> Assigned task
Write every line of the material again exactly, with no pictures in the copy.

> Material shown
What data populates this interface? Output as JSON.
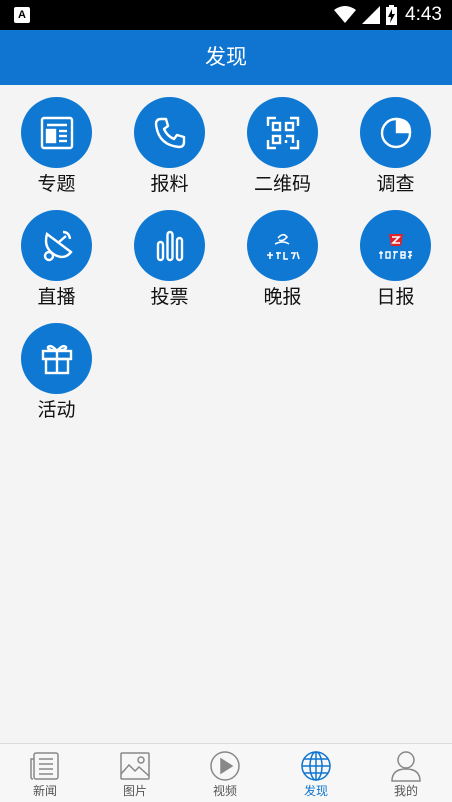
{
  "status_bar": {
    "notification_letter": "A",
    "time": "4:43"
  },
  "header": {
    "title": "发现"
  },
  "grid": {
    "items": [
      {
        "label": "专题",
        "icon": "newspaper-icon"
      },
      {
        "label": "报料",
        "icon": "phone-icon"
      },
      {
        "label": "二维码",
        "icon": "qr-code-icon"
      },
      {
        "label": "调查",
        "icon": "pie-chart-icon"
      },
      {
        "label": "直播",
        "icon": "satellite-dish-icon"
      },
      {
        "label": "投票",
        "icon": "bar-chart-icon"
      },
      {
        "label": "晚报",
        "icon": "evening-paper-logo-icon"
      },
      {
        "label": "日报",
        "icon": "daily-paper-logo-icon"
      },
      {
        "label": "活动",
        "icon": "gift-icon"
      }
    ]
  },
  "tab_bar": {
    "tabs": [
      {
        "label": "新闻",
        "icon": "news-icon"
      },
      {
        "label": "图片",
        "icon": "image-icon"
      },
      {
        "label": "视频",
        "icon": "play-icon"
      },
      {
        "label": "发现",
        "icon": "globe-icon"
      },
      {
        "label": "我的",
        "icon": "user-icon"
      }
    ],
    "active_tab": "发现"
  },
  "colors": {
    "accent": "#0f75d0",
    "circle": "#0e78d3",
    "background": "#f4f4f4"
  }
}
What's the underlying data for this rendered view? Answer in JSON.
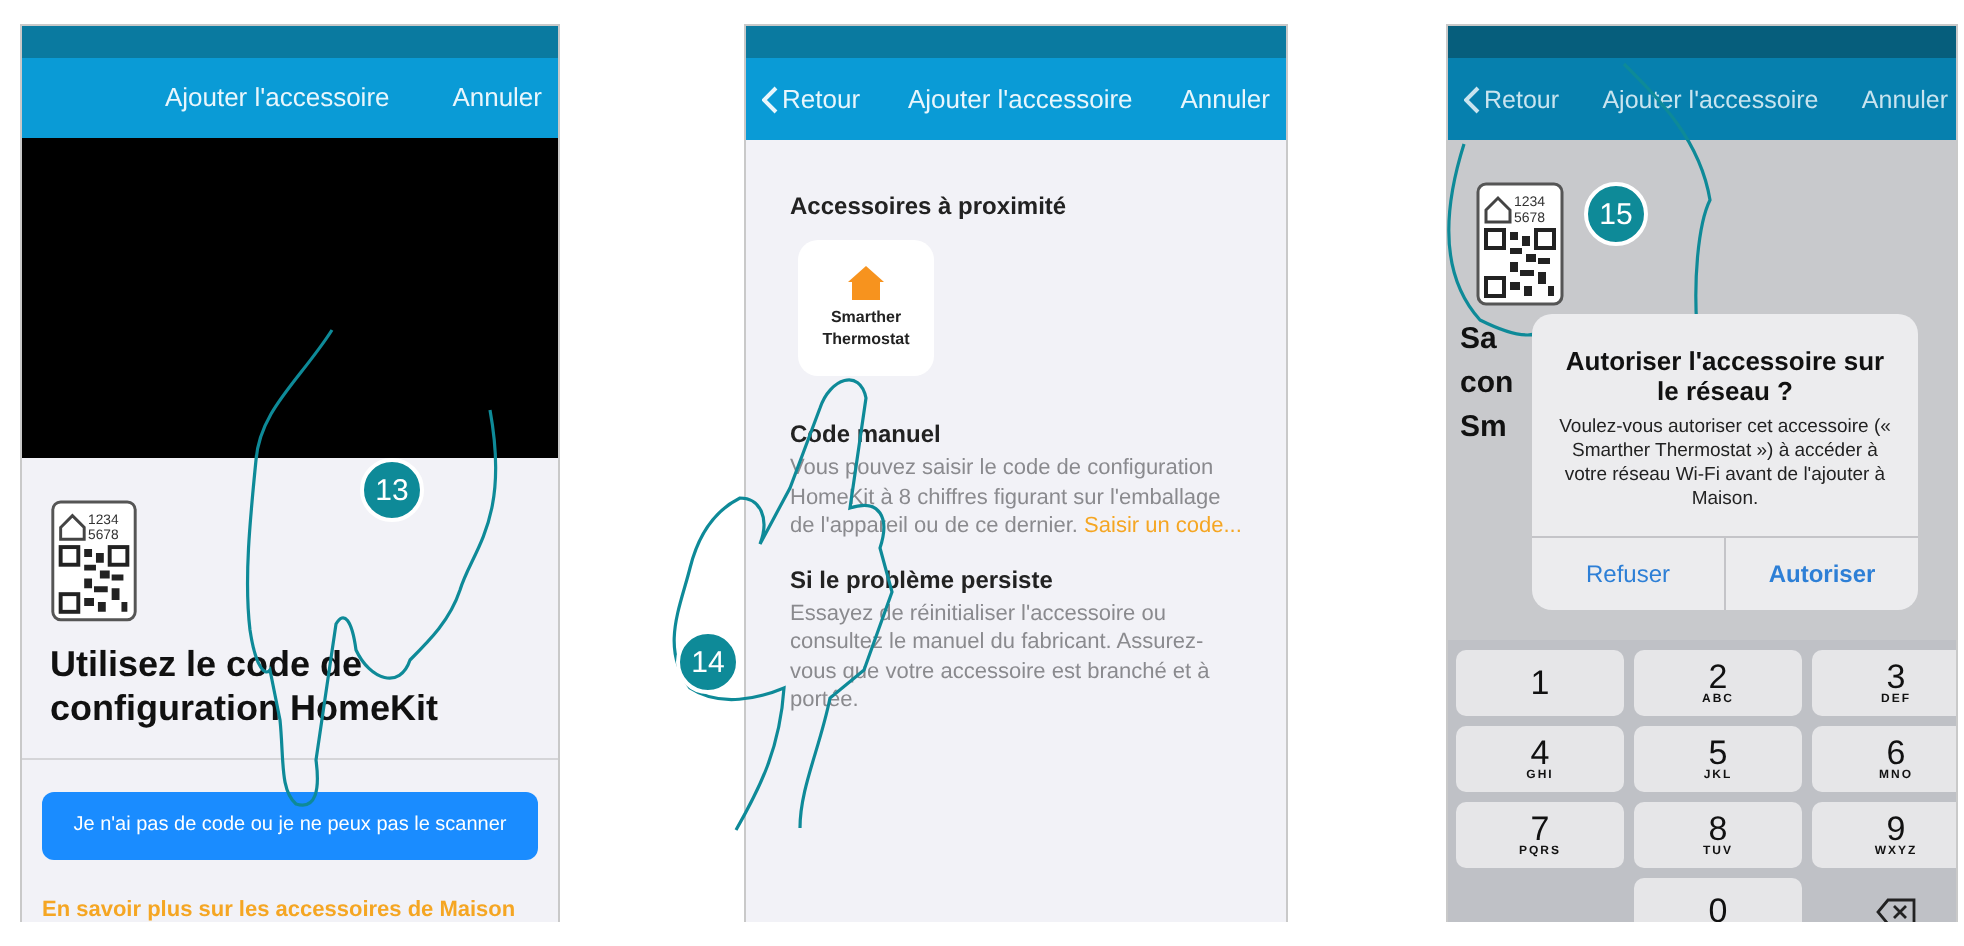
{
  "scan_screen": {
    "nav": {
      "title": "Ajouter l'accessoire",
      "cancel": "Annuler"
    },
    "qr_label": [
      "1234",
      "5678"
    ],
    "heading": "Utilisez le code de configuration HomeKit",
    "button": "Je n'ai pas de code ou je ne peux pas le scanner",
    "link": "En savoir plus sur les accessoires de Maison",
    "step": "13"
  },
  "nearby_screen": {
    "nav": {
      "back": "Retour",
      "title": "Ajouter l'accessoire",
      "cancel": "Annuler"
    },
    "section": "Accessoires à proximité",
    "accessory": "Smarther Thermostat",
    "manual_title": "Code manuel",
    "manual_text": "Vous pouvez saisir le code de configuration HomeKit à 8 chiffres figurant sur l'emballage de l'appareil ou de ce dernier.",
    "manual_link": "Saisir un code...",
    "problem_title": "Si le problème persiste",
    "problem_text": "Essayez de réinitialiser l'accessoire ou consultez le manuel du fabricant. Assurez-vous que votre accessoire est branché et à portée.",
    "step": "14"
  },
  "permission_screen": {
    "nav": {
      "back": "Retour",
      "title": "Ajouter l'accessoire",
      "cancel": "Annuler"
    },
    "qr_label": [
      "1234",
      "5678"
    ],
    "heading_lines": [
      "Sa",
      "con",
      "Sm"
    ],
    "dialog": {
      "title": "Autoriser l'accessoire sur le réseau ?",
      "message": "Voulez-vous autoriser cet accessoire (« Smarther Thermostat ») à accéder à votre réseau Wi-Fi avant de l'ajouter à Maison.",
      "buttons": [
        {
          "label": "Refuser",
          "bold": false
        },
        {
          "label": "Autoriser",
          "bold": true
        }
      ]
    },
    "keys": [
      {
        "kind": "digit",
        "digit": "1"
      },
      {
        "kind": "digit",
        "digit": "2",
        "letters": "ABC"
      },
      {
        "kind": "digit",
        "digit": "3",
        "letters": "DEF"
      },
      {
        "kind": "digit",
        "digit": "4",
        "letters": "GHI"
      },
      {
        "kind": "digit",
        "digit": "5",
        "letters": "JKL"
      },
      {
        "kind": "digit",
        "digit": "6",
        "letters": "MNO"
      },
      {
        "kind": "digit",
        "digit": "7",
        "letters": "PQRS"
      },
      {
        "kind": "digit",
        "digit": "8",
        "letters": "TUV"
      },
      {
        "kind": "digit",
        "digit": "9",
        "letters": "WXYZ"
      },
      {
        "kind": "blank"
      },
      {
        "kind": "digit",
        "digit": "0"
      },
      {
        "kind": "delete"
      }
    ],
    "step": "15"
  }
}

> Task output
What data populates this interface? Output as JSON.
{
  "status_bar": {
    "notification_letter": "A",
    "time": "4:43"
  },
  "header": {
    "title": "发现"
  },
  "grid": {
    "items": [
      {
        "label": "专题",
        "icon": "newspaper-icon"
      },
      {
        "label": "报料",
        "icon": "phone-icon"
      },
      {
        "label": "二维码",
        "icon": "qr-code-icon"
      },
      {
        "label": "调查",
        "icon": "pie-chart-icon"
      },
      {
        "label": "直播",
        "icon": "satellite-dish-icon"
      },
      {
        "label": "投票",
        "icon": "bar-chart-icon"
      },
      {
        "label": "晚报",
        "icon": "evening-paper-logo-icon"
      },
      {
        "label": "日报",
        "icon": "daily-paper-logo-icon"
      },
      {
        "label": "活动",
        "icon": "gift-icon"
      }
    ]
  },
  "tab_bar": {
    "tabs": [
      {
        "label": "新闻",
        "icon": "news-icon"
      },
      {
        "label": "图片",
        "icon": "image-icon"
      },
      {
        "label": "视频",
        "icon": "play-icon"
      },
      {
        "label": "发现",
        "icon": "globe-icon"
      },
      {
        "label": "我的",
        "icon": "user-icon"
      }
    ],
    "active_tab": "发现"
  },
  "colors": {
    "accent": "#0f75d0",
    "circle": "#0e78d3",
    "background": "#f4f4f4"
  }
}
What's the underlying data for this rendered view? Answer in JSON.
{
  "scan_screen": {
    "nav": {
      "title": "Ajouter l'accessoire",
      "cancel": "Annuler"
    },
    "qr_label": [
      "1234",
      "5678"
    ],
    "heading": "Utilisez le code de configuration HomeKit",
    "button": "Je n'ai pas de code ou je ne peux pas le scanner",
    "link": "En savoir plus sur les accessoires de Maison",
    "step": "13"
  },
  "nearby_screen": {
    "nav": {
      "back": "Retour",
      "title": "Ajouter l'accessoire",
      "cancel": "Annuler"
    },
    "section": "Accessoires à proximité",
    "accessory": "Smarther Thermostat",
    "manual_title": "Code manuel",
    "manual_text": "Vous pouvez saisir le code de configuration HomeKit à 8 chiffres figurant sur l'emballage de l'appareil ou de ce dernier.",
    "manual_link": "Saisir un code...",
    "problem_title": "Si le problème persiste",
    "problem_text": "Essayez de réinitialiser l'accessoire ou consultez le manuel du fabricant. Assurez-vous que votre accessoire est branché et à portée.",
    "step": "14"
  },
  "permission_screen": {
    "nav": {
      "back": "Retour",
      "title": "Ajouter l'accessoire",
      "cancel": "Annuler"
    },
    "qr_label": [
      "1234",
      "5678"
    ],
    "heading_lines": [
      "Sa",
      "con",
      "Sm"
    ],
    "dialog": {
      "title": "Autoriser l'accessoire sur le réseau ?",
      "message": "Voulez-vous autoriser cet accessoire (« Smarther Thermostat ») à accéder à votre réseau Wi-Fi avant de l'ajouter à Maison.",
      "buttons": [
        {
          "label": "Refuser",
          "bold": false
        },
        {
          "label": "Autoriser",
          "bold": true
        }
      ]
    },
    "keys": [
      {
        "kind": "digit",
        "digit": "1"
      },
      {
        "kind": "digit",
        "digit": "2",
        "letters": "ABC"
      },
      {
        "kind": "digit",
        "digit": "3",
        "letters": "DEF"
      },
      {
        "kind": "digit",
        "digit": "4",
        "letters": "GHI"
      },
      {
        "kind": "digit",
        "digit": "5",
        "letters": "JKL"
      },
      {
        "kind": "digit",
        "digit": "6",
        "letters": "MNO"
      },
      {
        "kind": "digit",
        "digit": "7",
        "letters": "PQRS"
      },
      {
        "kind": "digit",
        "digit": "8",
        "letters": "TUV"
      },
      {
        "kind": "digit",
        "digit": "9",
        "letters": "WXYZ"
      },
      {
        "kind": "blank"
      },
      {
        "kind": "digit",
        "digit": "0"
      },
      {
        "kind": "delete"
      }
    ],
    "step": "15"
  }
}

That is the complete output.